Founded in 2004, RedTail Spirit Singers made its debut in Kanehsatà:ke from a very modest idea of offering options to youth through singing, drum and dance workshops, as well as all activities related to the pow wow. Their mission is to sing and demonstrate that with wise choices, sustained effort, and positive attitude, the results will be convincing. RedTail Spirit Singers has performed extensively across Canada, the United States and Europe for pow wow, conventions and festivals. In 2012, alongside twenty other musicians from around the world and under the musical direction (and composition) of Katia Makdissi-Warren, the group participated in the concert Musiques transes du Moyen-Orient et d’Amérique du Nord combining and harmonizing four different styles. In 2015, they also participated in the opening ceremony of the Pan American Games Indigenous Pavilion in Toronto. In March 2017, at the invitation of the High Commission of Canada in Trinidad and Tobago, the band offered a performance where their music merged with Trinidad’s drums (steel pan). At the end of the same year, the group took part in a five-day musical residency in the Sahara Desert in Morocco, a project initiated by Marchande d’idées interculturelles in collaboration with Taragalte under the Stars and with the support of the Embassy of Canada in Morocco.

In March 2018, at the request of “Tourisme Autochtone Québec” three members of the group traveled to Paris with dancers to perform some songs and dances. This trip was meant to give journalists and international tourism influencers a taste of the culture from the 11 First Nations of Quebec.

Discography: “A Beginning” 2007, “Tradition” 2010, “Our Journey” 2013.

SACRED WOLF SINGERS Metepenagiag, NB / Unama’ki, NS
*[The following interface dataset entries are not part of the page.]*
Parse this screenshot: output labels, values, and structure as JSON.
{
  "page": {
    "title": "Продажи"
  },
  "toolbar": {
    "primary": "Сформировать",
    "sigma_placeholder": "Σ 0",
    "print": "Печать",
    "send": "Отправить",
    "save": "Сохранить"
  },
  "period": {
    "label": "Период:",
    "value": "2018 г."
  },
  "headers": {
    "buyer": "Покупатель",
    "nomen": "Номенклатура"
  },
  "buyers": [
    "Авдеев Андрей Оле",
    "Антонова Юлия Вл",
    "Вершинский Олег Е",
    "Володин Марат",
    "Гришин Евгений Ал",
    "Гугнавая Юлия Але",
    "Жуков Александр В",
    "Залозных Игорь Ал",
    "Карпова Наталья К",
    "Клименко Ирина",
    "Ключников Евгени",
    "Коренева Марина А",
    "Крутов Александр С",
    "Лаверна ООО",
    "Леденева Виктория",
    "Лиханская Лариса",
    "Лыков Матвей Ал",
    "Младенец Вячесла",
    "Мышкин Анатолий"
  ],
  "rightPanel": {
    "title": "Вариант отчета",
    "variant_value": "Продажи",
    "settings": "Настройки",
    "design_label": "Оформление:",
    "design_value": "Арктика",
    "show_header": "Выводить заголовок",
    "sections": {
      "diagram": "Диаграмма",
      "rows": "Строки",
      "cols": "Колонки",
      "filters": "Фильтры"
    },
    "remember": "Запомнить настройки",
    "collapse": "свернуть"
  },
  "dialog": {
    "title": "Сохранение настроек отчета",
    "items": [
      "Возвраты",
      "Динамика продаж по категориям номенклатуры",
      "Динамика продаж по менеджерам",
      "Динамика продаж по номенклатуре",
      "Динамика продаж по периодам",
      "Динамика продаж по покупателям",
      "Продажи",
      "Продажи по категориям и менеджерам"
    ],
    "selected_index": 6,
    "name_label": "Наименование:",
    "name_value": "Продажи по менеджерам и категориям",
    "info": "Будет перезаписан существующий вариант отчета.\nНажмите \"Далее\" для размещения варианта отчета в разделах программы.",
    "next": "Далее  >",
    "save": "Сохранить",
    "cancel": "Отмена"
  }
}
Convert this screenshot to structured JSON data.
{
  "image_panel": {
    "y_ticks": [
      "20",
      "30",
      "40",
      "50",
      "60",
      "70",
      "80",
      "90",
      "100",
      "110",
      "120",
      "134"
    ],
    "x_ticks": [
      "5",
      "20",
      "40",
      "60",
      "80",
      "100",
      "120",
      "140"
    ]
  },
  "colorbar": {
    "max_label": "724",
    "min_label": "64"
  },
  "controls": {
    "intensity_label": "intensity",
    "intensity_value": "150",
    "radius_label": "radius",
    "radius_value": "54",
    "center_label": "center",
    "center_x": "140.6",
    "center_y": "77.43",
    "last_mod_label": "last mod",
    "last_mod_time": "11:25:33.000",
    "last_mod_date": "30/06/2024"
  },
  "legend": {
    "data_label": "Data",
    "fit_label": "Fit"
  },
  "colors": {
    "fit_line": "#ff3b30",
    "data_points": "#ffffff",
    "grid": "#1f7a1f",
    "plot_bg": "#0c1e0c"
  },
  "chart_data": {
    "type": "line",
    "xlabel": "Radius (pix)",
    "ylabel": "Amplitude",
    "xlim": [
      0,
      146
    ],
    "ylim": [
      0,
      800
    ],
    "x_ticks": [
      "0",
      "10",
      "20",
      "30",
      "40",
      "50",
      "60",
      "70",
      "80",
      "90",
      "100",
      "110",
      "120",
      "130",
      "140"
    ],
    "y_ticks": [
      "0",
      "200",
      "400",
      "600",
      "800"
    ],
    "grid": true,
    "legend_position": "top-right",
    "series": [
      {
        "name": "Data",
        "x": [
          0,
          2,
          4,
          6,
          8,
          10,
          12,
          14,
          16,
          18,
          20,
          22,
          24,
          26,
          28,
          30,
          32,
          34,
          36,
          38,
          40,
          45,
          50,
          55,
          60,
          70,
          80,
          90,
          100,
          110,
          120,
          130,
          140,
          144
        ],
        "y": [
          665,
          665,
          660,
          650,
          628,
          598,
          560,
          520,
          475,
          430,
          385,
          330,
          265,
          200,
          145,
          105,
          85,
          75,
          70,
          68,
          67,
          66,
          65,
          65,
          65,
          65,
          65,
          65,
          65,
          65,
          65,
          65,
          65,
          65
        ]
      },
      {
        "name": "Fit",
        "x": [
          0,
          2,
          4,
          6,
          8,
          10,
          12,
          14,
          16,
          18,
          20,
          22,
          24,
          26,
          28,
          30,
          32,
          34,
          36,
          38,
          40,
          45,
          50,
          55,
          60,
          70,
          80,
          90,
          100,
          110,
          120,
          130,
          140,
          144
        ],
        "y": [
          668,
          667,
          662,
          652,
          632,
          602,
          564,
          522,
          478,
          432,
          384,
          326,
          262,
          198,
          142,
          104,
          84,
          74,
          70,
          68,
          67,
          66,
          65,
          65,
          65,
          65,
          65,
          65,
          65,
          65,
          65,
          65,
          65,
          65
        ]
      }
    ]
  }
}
Tee Cloud from Metepenagiag and Julian Wells from Unama’ki are the Sacred Wolf Singers - a Mi’kmaq drumming group who perform traditional and contemporary songs to honour the uniqueness of the Mi’kmaq language and its inherent cultural knowledge. Growing up, Tee Cloud and Julian both learned from their fathers about singing. Tee Cloud has gone on to learn from and collaborate with George Paul, the famed Mi’kmaq songwriter who received the Mi’kmaq Honour song during a 1980’s sweat lodge. Naming the group out of the deep respect for the wolf, the duo have followed the pow wow trail throughout Mi’kma’ki since 2014.


Matthew Rutledge is Ojibwe born in Red Lake, Ontario. His roots are from Lac Seul First Nation and Little Grand Rapids, Manitoba. He has lived in Toronto since a very tender age and has been dancing Men's Traditional for 10 years.

The men's traditional dance is one of the oldest dances. The dance honors the different animals the Creator put on Earth and represents movements of the hunter, gatherer. Action oriented movements such as battling an enemy or hunting game. There is no prescribed regalia but dancers will often wear regalia of their own creation. You will however see regalia with meaning for our ancestors. For example, men will wear breast plates made of bones or shells to protect against arrows, or a neck choker to protect against knives or have a tomahawk or a shield decorated with symbols associated with their tribe. Oftentimes, you will then see dancers low to the ground as though they are hunting. Moreover, some of them will wear a plate or bustle made of eagle feathers (it is quite impressive), the eagle being a sacred bird within the native culture. The eagle flies to the sky to bring our prayers to the Creator. – Matthew Rutledge